Filter the entries, keeping every line with the string "data".

___ GIVEN RECORDS

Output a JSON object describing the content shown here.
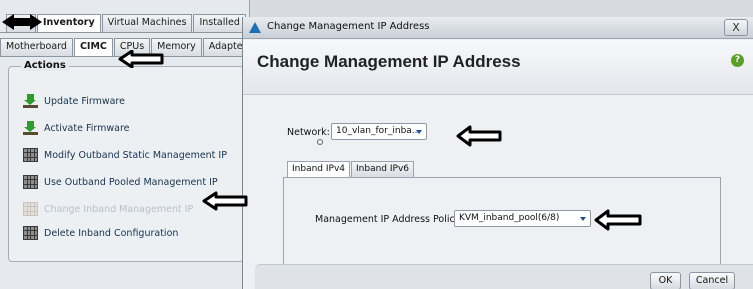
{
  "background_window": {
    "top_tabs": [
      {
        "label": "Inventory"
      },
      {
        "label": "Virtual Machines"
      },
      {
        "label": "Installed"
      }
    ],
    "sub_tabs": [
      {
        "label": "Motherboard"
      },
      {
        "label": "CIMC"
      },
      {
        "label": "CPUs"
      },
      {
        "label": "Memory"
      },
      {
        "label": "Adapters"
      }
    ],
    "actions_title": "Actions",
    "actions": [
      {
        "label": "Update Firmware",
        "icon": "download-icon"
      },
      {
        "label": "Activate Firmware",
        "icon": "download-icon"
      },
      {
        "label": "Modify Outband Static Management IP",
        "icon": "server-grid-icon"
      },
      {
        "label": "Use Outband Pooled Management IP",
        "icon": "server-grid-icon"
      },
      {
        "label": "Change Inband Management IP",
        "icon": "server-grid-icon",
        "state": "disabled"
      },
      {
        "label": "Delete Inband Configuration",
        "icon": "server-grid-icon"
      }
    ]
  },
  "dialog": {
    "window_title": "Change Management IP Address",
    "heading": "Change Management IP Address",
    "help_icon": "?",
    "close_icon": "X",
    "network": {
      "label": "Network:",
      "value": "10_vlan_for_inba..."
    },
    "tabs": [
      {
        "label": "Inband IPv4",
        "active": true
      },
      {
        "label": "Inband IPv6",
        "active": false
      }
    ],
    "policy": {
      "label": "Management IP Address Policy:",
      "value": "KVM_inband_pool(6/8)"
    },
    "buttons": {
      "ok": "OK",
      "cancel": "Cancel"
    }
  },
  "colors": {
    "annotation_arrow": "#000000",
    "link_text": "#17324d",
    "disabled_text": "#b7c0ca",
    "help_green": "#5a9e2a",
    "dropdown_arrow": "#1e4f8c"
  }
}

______
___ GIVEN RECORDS

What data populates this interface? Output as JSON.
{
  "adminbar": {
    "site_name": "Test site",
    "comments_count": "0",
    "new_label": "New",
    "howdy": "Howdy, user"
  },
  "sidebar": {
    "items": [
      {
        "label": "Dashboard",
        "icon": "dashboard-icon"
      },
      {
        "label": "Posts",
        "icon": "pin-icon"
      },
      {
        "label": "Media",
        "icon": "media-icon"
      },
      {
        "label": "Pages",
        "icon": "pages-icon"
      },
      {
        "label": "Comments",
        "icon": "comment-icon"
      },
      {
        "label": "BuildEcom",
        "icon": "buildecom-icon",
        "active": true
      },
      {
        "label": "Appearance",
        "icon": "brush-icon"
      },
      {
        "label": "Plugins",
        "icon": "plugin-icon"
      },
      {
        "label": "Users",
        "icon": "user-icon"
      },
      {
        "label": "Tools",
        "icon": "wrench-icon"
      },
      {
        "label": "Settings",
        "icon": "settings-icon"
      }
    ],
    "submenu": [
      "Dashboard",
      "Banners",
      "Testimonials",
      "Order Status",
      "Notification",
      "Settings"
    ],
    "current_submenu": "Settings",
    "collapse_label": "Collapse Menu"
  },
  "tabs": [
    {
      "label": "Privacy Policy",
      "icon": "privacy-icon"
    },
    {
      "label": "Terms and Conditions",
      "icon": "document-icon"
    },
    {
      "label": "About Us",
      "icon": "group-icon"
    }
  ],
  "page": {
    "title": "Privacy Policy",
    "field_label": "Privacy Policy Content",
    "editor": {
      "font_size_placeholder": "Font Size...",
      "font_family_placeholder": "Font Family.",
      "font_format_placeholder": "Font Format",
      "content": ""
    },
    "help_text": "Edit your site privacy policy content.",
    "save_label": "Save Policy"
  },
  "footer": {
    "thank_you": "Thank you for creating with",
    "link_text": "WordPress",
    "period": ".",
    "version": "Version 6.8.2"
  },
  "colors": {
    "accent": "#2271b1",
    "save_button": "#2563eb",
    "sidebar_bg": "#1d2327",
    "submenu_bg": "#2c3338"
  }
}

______
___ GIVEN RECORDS

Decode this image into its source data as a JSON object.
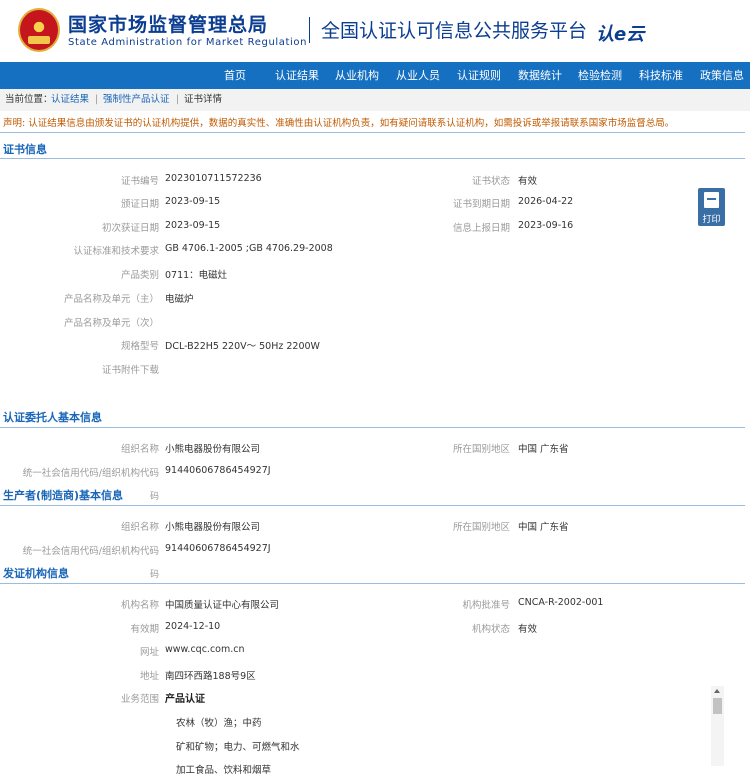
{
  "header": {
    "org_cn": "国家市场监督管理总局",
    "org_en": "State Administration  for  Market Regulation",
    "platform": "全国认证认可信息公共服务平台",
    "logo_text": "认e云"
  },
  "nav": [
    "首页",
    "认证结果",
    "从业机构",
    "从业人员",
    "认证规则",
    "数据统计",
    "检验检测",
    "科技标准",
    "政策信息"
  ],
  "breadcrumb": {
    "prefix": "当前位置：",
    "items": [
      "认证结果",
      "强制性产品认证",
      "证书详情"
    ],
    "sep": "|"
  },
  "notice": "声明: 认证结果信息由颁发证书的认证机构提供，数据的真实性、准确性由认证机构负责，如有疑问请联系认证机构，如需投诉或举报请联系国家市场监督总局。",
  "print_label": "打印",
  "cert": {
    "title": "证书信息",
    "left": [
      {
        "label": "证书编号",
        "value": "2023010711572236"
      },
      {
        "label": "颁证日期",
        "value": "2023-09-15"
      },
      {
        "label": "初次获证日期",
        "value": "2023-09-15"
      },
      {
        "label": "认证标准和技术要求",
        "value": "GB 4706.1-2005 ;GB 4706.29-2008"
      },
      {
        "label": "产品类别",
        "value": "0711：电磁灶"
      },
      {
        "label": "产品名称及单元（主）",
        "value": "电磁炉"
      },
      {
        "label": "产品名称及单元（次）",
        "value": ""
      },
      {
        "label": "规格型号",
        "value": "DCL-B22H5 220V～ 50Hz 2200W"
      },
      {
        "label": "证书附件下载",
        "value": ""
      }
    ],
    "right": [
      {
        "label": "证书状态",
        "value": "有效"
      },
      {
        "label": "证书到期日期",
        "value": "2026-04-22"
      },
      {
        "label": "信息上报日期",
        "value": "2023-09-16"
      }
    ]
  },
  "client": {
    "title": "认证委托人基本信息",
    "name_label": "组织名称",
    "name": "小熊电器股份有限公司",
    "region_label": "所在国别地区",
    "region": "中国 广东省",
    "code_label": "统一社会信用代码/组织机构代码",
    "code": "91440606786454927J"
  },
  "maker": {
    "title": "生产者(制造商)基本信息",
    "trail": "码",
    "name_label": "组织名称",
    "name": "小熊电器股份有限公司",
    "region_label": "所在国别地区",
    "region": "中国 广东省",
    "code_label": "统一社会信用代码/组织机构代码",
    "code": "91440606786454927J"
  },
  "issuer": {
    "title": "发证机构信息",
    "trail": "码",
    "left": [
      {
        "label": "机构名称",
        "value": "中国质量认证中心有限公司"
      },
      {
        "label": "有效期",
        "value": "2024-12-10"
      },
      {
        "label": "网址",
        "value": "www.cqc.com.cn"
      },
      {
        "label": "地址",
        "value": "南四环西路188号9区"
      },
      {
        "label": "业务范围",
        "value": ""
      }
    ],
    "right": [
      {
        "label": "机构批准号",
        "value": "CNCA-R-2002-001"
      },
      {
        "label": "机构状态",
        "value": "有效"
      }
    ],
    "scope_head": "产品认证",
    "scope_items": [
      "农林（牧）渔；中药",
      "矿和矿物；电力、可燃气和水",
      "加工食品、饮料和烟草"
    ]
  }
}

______

[ANSWER SECTION]
What data populates this interface? Output as JSON.
Decode this image into its source data as a JSON object.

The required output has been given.